## WHAT THE TASK ASKS
Write the entries out again. Every character must match.

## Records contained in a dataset
+---+
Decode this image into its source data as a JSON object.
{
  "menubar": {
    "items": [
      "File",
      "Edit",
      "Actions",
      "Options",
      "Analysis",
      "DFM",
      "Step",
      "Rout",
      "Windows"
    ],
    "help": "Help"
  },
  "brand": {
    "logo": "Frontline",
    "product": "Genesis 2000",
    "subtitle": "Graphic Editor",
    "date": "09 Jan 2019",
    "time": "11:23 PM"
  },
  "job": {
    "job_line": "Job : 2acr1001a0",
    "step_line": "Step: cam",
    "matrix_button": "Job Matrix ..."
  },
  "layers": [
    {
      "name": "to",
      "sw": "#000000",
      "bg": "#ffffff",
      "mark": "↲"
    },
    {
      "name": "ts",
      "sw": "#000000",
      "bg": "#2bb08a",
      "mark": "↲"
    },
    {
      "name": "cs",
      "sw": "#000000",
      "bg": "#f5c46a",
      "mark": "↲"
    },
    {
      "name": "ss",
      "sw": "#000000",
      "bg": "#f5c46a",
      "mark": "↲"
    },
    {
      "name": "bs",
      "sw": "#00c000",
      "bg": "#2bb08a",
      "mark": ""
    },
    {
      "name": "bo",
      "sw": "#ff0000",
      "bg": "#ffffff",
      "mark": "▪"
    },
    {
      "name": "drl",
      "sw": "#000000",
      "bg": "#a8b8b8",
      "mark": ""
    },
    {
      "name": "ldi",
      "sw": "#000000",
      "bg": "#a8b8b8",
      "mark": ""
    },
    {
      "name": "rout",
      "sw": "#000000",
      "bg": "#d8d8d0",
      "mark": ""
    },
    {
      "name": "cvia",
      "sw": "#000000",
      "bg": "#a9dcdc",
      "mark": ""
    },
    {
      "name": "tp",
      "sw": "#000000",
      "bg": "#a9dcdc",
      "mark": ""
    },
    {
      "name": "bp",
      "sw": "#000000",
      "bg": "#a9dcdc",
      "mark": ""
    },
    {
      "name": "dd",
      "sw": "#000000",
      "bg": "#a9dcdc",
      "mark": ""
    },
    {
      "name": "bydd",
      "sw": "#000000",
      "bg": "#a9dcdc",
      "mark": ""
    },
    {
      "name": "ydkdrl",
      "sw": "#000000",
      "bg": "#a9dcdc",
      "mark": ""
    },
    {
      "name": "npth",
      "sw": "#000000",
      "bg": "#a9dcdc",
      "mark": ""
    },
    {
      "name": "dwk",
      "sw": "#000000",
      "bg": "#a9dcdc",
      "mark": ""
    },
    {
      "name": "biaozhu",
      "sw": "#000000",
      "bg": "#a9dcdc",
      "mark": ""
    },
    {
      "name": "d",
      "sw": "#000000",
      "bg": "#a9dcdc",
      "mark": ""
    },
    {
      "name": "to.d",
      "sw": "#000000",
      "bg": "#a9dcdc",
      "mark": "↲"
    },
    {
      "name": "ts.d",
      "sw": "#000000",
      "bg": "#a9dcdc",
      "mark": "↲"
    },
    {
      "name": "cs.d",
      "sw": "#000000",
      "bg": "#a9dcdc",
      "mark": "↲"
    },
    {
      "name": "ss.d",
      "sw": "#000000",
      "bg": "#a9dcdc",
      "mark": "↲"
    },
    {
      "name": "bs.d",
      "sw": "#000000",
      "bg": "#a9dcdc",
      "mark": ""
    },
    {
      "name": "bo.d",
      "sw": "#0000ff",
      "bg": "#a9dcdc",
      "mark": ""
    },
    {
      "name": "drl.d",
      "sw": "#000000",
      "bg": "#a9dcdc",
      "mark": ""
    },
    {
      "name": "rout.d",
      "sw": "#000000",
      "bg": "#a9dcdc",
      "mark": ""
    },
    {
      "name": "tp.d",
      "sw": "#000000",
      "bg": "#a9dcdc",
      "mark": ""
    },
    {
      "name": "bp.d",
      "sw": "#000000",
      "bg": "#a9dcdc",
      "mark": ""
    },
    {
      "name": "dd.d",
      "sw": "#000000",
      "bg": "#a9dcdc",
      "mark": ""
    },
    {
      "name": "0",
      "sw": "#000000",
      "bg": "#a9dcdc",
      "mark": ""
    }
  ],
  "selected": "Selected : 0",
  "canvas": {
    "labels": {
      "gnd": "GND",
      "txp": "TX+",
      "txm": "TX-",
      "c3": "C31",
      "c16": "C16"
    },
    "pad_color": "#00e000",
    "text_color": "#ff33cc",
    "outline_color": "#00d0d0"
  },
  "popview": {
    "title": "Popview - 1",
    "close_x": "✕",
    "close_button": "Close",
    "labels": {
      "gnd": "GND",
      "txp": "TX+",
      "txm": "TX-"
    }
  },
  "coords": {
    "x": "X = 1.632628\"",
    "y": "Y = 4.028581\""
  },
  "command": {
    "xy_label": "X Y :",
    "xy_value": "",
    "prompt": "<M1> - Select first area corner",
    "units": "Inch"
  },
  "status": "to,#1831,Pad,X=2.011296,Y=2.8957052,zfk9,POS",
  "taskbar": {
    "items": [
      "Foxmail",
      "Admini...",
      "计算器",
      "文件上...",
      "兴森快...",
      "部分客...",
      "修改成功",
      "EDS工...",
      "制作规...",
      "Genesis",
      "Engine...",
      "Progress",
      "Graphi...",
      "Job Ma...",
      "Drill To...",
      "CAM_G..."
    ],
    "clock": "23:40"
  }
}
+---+
## TASK RESULT
Decode this image into its source data as a JSON object.
{
  "menubar": {
    "items": [
      "File",
      "Edit",
      "Actions",
      "Options",
      "Analysis",
      "DFM",
      "Step",
      "Rout",
      "Windows"
    ],
    "help": "Help"
  },
  "brand": {
    "logo": "Frontline",
    "product": "Genesis 2000",
    "subtitle": "Graphic Editor",
    "date": "09 Jan 2019",
    "time": "11:23 PM"
  },
  "job": {
    "job_line": "Job : 2acr1001a0",
    "step_line": "Step: cam",
    "matrix_button": "Job Matrix ..."
  },
  "layers": [
    {
      "name": "to",
      "sw": "#000000",
      "bg": "#ffffff",
      "mark": "↲"
    },
    {
      "name": "ts",
      "sw": "#000000",
      "bg": "#2bb08a",
      "mark": "↲"
    },
    {
      "name": "cs",
      "sw": "#000000",
      "bg": "#f5c46a",
      "mark": "↲"
    },
    {
      "name": "ss",
      "sw": "#000000",
      "bg": "#f5c46a",
      "mark": "↲"
    },
    {
      "name": "bs",
      "sw": "#00c000",
      "bg": "#2bb08a",
      "mark": ""
    },
    {
      "name": "bo",
      "sw": "#ff0000",
      "bg": "#ffffff",
      "mark": "▪"
    },
    {
      "name": "drl",
      "sw": "#000000",
      "bg": "#a8b8b8",
      "mark": ""
    },
    {
      "name": "ldi",
      "sw": "#000000",
      "bg": "#a8b8b8",
      "mark": ""
    },
    {
      "name": "rout",
      "sw": "#000000",
      "bg": "#d8d8d0",
      "mark": ""
    },
    {
      "name": "cvia",
      "sw": "#000000",
      "bg": "#a9dcdc",
      "mark": ""
    },
    {
      "name": "tp",
      "sw": "#000000",
      "bg": "#a9dcdc",
      "mark": ""
    },
    {
      "name": "bp",
      "sw": "#000000",
      "bg": "#a9dcdc",
      "mark": ""
    },
    {
      "name": "dd",
      "sw": "#000000",
      "bg": "#a9dcdc",
      "mark": ""
    },
    {
      "name": "bydd",
      "sw": "#000000",
      "bg": "#a9dcdc",
      "mark": ""
    },
    {
      "name": "ydkdrl",
      "sw": "#000000",
      "bg": "#a9dcdc",
      "mark": ""
    },
    {
      "name": "npth",
      "sw": "#000000",
      "bg": "#a9dcdc",
      "mark": ""
    },
    {
      "name": "dwk",
      "sw": "#000000",
      "bg": "#a9dcdc",
      "mark": ""
    },
    {
      "name": "biaozhu",
      "sw": "#000000",
      "bg": "#a9dcdc",
      "mark": ""
    },
    {
      "name": "d",
      "sw": "#000000",
      "bg": "#a9dcdc",
      "mark": ""
    },
    {
      "name": "to.d",
      "sw": "#000000",
      "bg": "#a9dcdc",
      "mark": "↲"
    },
    {
      "name": "ts.d",
      "sw": "#000000",
      "bg": "#a9dcdc",
      "mark": "↲"
    },
    {
      "name": "cs.d",
      "sw": "#000000",
      "bg": "#a9dcdc",
      "mark": "↲"
    },
    {
      "name": "ss.d",
      "sw": "#000000",
      "bg": "#a9dcdc",
      "mark": "↲"
    },
    {
      "name": "bs.d",
      "sw": "#000000",
      "bg": "#a9dcdc",
      "mark": ""
    },
    {
      "name": "bo.d",
      "sw": "#0000ff",
      "bg": "#a9dcdc",
      "mark": ""
    },
    {
      "name": "drl.d",
      "sw": "#000000",
      "bg": "#a9dcdc",
      "mark": ""
    },
    {
      "name": "rout.d",
      "sw": "#000000",
      "bg": "#a9dcdc",
      "mark": ""
    },
    {
      "name": "tp.d",
      "sw": "#000000",
      "bg": "#a9dcdc",
      "mark": ""
    },
    {
      "name": "bp.d",
      "sw": "#000000",
      "bg": "#a9dcdc",
      "mark": ""
    },
    {
      "name": "dd.d",
      "sw": "#000000",
      "bg": "#a9dcdc",
      "mark": ""
    },
    {
      "name": "0",
      "sw": "#000000",
      "bg": "#a9dcdc",
      "mark": ""
    }
  ],
  "selected": "Selected : 0",
  "canvas": {
    "labels": {
      "gnd": "GND",
      "txp": "TX+",
      "txm": "TX-",
      "c3": "C31",
      "c16": "C16"
    },
    "pad_color": "#00e000",
    "text_color": "#ff33cc",
    "outline_color": "#00d0d0"
  },
  "popview": {
    "title": "Popview - 1",
    "close_x": "✕",
    "close_button": "Close",
    "labels": {
      "gnd": "GND",
      "txp": "TX+",
      "txm": "TX-"
    }
  },
  "coords": {
    "x": "X = 1.632628\"",
    "y": "Y = 4.028581\""
  },
  "command": {
    "xy_label": "X Y :",
    "xy_value": "",
    "prompt": "<M1> - Select first area corner",
    "units": "Inch"
  },
  "status": "to,#1831,Pad,X=2.011296,Y=2.8957052,zfk9,POS",
  "taskbar": {
    "items": [
      "Foxmail",
      "Admini...",
      "计算器",
      "文件上...",
      "兴森快...",
      "部分客...",
      "修改成功",
      "EDS工...",
      "制作规...",
      "Genesis",
      "Engine...",
      "Progress",
      "Graphi...",
      "Job Ma...",
      "Drill To...",
      "CAM_G..."
    ],
    "clock": "23:40"
  }
}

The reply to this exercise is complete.